A's role did not involve working with or dealing with issues relating to children. The employer, B, is frequently in the public eye and some of its responsibilities require it to have regard to the interests of children. The Metropolitan Police informally told B of a number of allegations against A. It then formally provided B with what it called 'limited disclosure' regarding allegations that A had been involved in the sexual abuse of children, and advised B that A posed a continuing threat to children. B dismissed A because of the risk he posed to the authority's reputation.

Despite the fact that the alleged conduct had been neither proved nor admitted, the EAT held that A's dismissal was fair. Although there is clearly potential for the employee to suffer an injustice in such circumstances, the tribunal has to decide only whether the employer has acted fairly in the circumstances. The EAT concluded that it was legitimate for B, in its particular circumstances, to be concerned about the risk to its public reputation if it came to light that it continued to employ A after being officially notified that he was a sex offender and posed a continuing risk to children.

Impact on employers
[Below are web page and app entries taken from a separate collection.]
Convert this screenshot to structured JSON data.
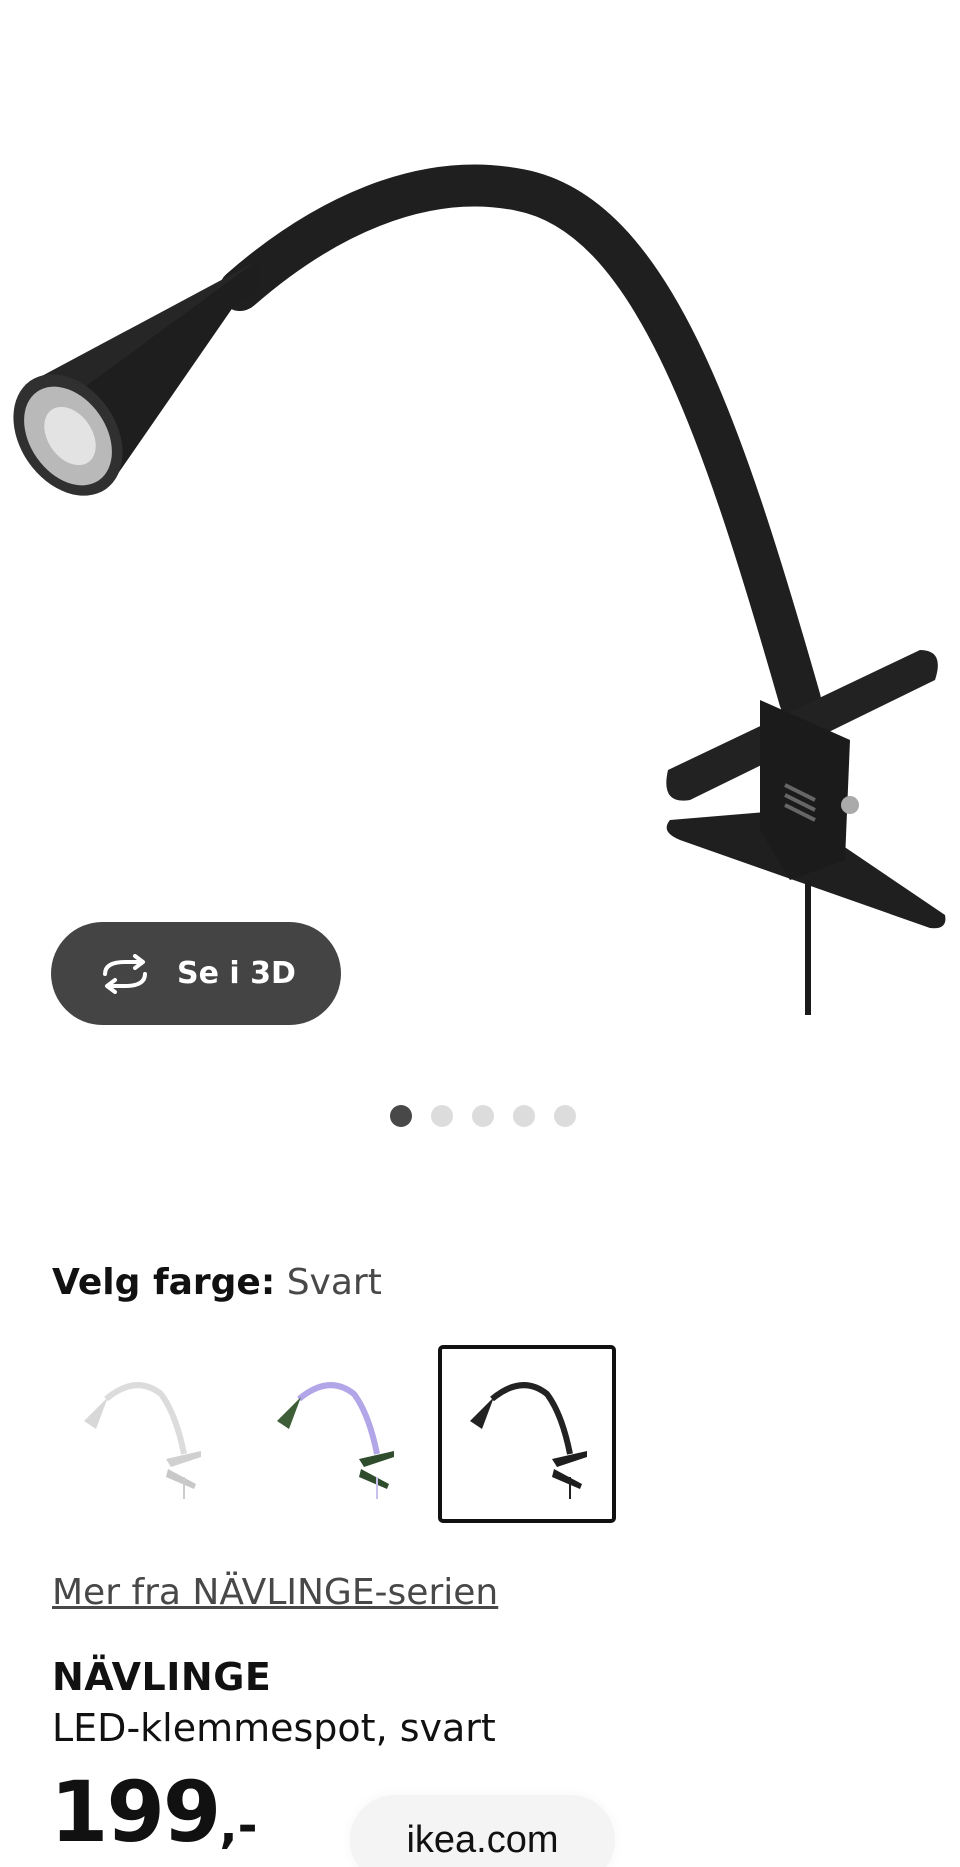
{
  "gallery": {
    "view_3d_label": "Se i 3D",
    "dot_count": 5,
    "active_dot": 1
  },
  "color": {
    "label": "Velg farge:",
    "selected_value": "Svart",
    "options": [
      {
        "name": "white",
        "hex": "#e6e6e6"
      },
      {
        "name": "green-lilac",
        "hex": "#3f5e3a"
      },
      {
        "name": "black",
        "hex": "#1c1c1c"
      }
    ],
    "selected_index": 2
  },
  "series_link": "Mer fra NÄVLINGE-serien",
  "product": {
    "name": "NÄVLINGE",
    "description": "LED-klemmespot, svart",
    "price": "199",
    "price_suffix": ",-"
  },
  "browser": {
    "url": "ikea.com"
  },
  "colors": {
    "pill_bg": "#444444",
    "dot_active": "#484848",
    "dot_inactive": "#dcdcdc"
  }
}
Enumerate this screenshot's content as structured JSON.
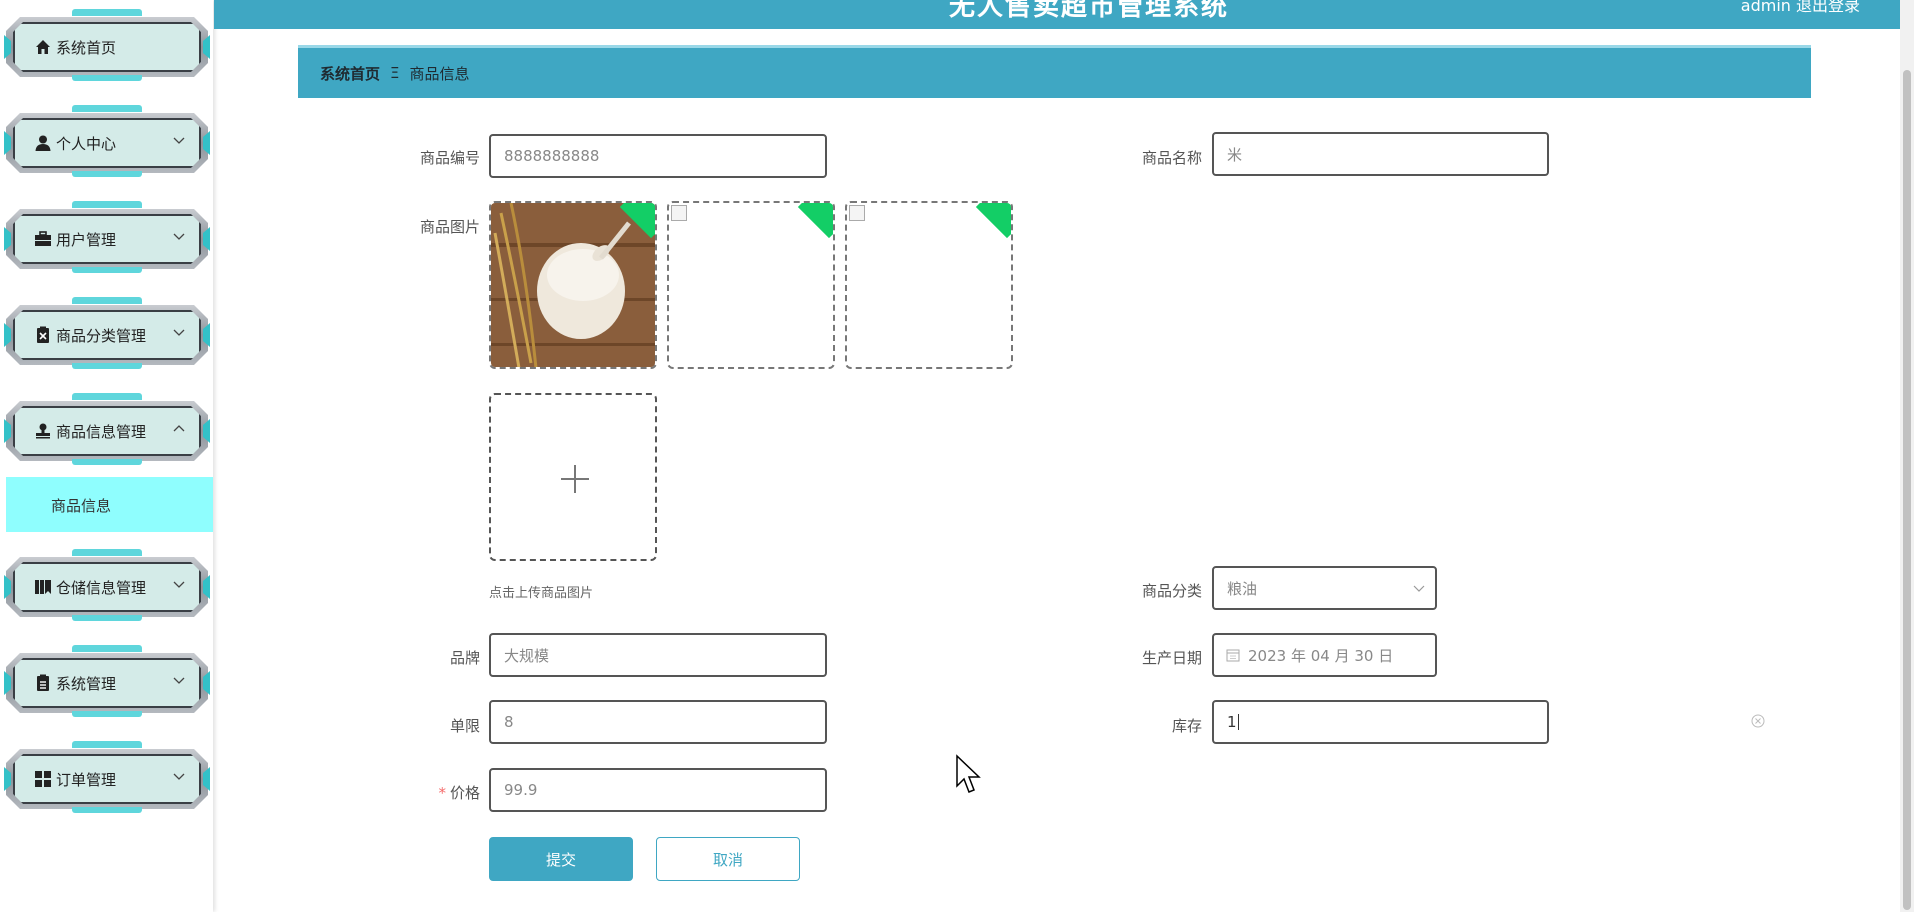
{
  "header": {
    "title": "无人售卖超市管理系统",
    "user": "admin  退出登录"
  },
  "sidebar": {
    "items": [
      {
        "label": "系统首页",
        "icon": "home-icon"
      },
      {
        "label": "个人中心",
        "icon": "user-icon"
      },
      {
        "label": "用户管理",
        "icon": "briefcase-icon"
      },
      {
        "label": "商品分类管理",
        "icon": "clipboard-x-icon"
      },
      {
        "label": "商品信息管理",
        "icon": "stamp-icon"
      },
      {
        "label": "仓储信息管理",
        "icon": "book-icon"
      },
      {
        "label": "系统管理",
        "icon": "clipboard-icon"
      },
      {
        "label": "订单管理",
        "icon": "grid-icon"
      }
    ],
    "submenu_label": "商品信息"
  },
  "breadcrumb": {
    "home": "系统首页",
    "separator": "Ξ",
    "current": "商品信息"
  },
  "form": {
    "code_label": "商品编号",
    "code_value": "8888888888",
    "name_label": "商品名称",
    "name_value": "米",
    "image_label": "商品图片",
    "upload_hint": "点击上传商品图片",
    "category_label": "商品分类",
    "category_value": "粮油",
    "brand_label": "品牌",
    "brand_value": "大规模",
    "date_label": "生产日期",
    "date_value": "2023 年 04 月 30 日",
    "limit_label": "单限",
    "limit_value": "8",
    "stock_label": "库存",
    "stock_value": "1",
    "price_required": "*",
    "price_label": "价格",
    "price_value": "99.9"
  },
  "buttons": {
    "submit": "提交",
    "cancel": "取消"
  },
  "colors": {
    "accent": "#3fa7c3",
    "submenu": "#8ffefe",
    "upload_corner": "#13ce66"
  }
}
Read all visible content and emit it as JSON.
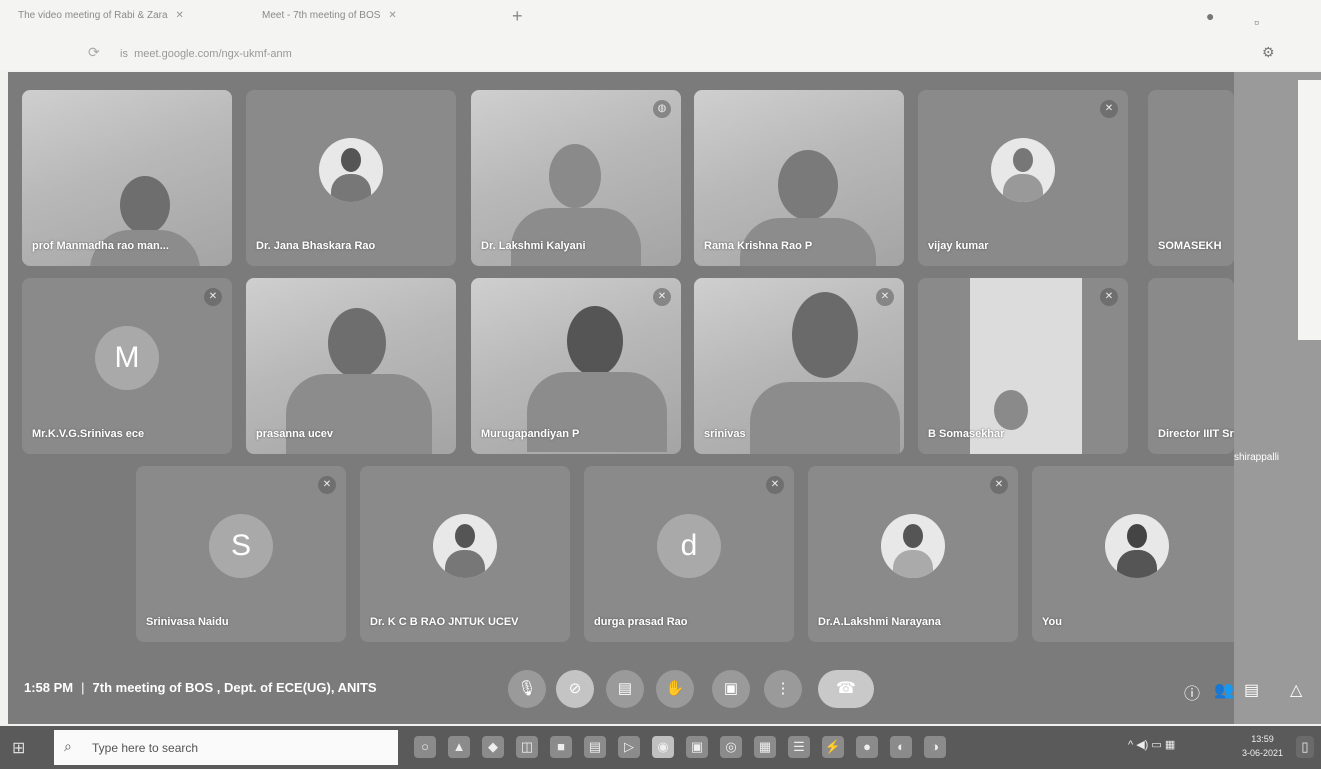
{
  "browser": {
    "tabs": [
      {
        "label": "The video meeting of Rabi & Zara"
      },
      {
        "label": "Meet - 7th meeting of BOS"
      }
    ],
    "new_tab": "+",
    "url": "meet.google.com/ngx-ukmf-anm",
    "url_prefix": "is"
  },
  "meeting": {
    "time": "1:58 PM",
    "separator": "|",
    "title": "7th meeting of BOS , Dept. of ECE(UG), ANITS"
  },
  "participants": [
    {
      "name": "prof Manmadha rao man...",
      "type": "video",
      "muted": false
    },
    {
      "name": "Dr. Jana Bhaskara Rao",
      "type": "photo",
      "muted": false
    },
    {
      "name": "Dr. Lakshmi Kalyani",
      "type": "video",
      "muted": false
    },
    {
      "name": "Rama Krishna Rao P",
      "type": "video",
      "muted": false
    },
    {
      "name": "vijay kumar",
      "type": "photo",
      "muted": true
    },
    {
      "name": "SOMASEKH",
      "type": "partial",
      "muted": false
    },
    {
      "name": "Mr.K.V.G.Srinivas ece",
      "type": "letter",
      "letter": "M",
      "muted": true
    },
    {
      "name": "prasanna ucev",
      "type": "video",
      "muted": false
    },
    {
      "name": "Murugapandiyan P",
      "type": "video",
      "muted": true
    },
    {
      "name": "srinivas",
      "type": "video",
      "muted": true
    },
    {
      "name": "B Somasekhar",
      "type": "video",
      "muted": true
    },
    {
      "name": "Director IIIT Srikakulam",
      "type": "partial",
      "muted": false
    },
    {
      "name": "Srinivasa Naidu",
      "type": "letter",
      "letter": "S",
      "muted": true
    },
    {
      "name": "Dr. K C B RAO JNTUK UCEV",
      "type": "photo",
      "muted": false
    },
    {
      "name": "durga prasad Rao",
      "type": "letter",
      "letter": "d",
      "muted": true
    },
    {
      "name": "Dr.A.Lakshmi Narayana",
      "type": "photo",
      "muted": true
    },
    {
      "name": "You",
      "type": "photo",
      "muted": false
    }
  ],
  "controls": {
    "mic_icon": "🎙",
    "cam_icon": "⊘",
    "captions_icon": "▤",
    "hand_icon": "✋",
    "present_icon": "▣",
    "more_icon": "⋮",
    "end_icon": "☎"
  },
  "right_controls": {
    "info_icon": "ⓘ",
    "people_icon": "👥",
    "chat_icon": "▤",
    "activities_icon": "△"
  },
  "taskbar": {
    "search_placeholder": "Type here to search",
    "clock_time": "13:59",
    "clock_date": "3-06-2021"
  },
  "right_window_partial_text": "shirappalli"
}
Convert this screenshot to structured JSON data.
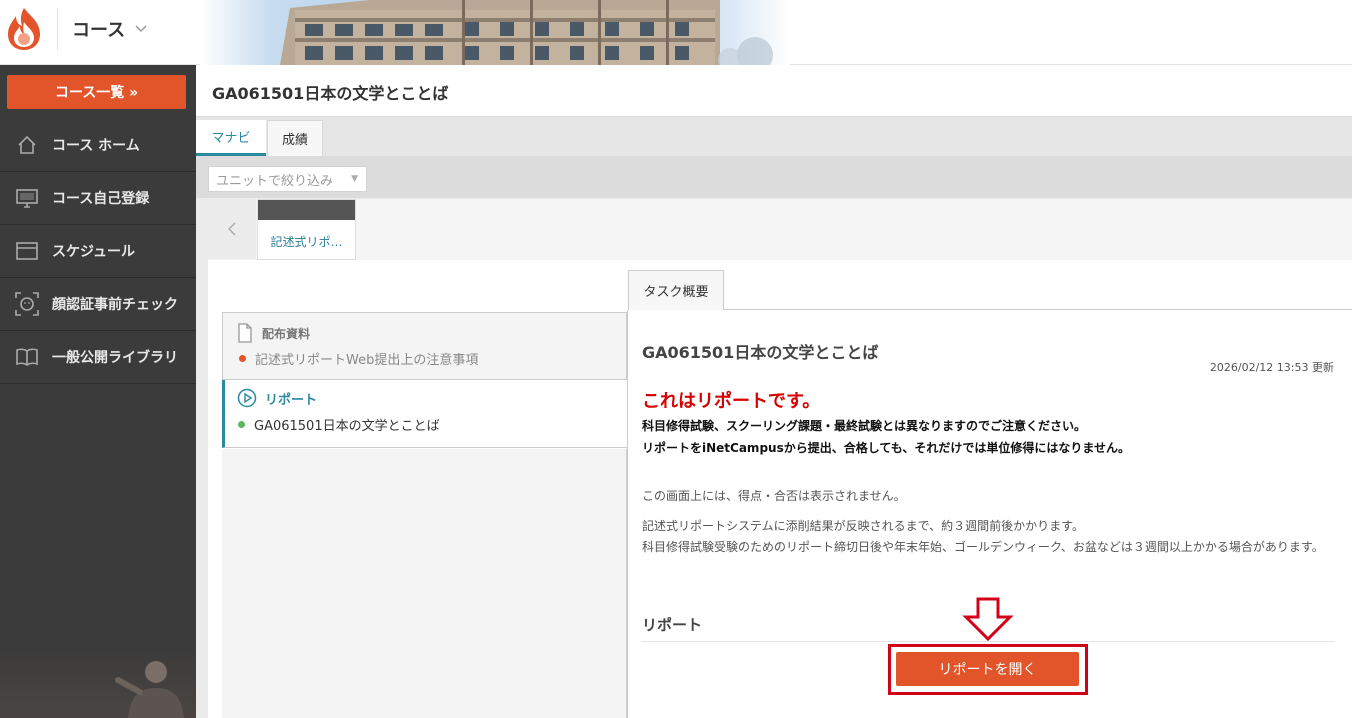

  • This is a helpful decision for employers wishing to take action on the basis of information that gives them cause for concern, even if the information contains allegations that have not have been proven in criminal proceedings.
  • The EAT gave guidance to employers on the safeguards that should be observed before relying on official disclosures to take action against an employee. These safeguards equally should be applied before relying on any information received from any third party:
  1. an employer that receives information from a body under an official disclosure regime in principle and subject to certain safeguards is entitled to treat that information as reliable. It is not expected to carry out its own investigation to test the reliability of information received from a responsible public authority. In some cases, however, it may be required to scrutinise the provider of the information;
  2. it will not be reasonable for an employer merely to take an uncritical view of information disclosed to it. The employer should insist on a sufficient degree of formality and specificity about the disclosure before contemplating taking any action against the employee on the basis of it;
  3. if the employer is in a position, either from its own knowledge or from information obtained from the employee, to raise questions about the reliability of the disclosed information, the employer should put those questions to the body providing the information and seek credible reassurance that all relevant information has been taken into account; and
  4. an employer which decides to take action on the basis of information provided by a third party needs to identify the reason they are doing so and consider whether the reason justifies the proposed sanction. The EAT criticised the increasing trend to rely on a 'breakdown of trust and confidence' as the reason for dismissal.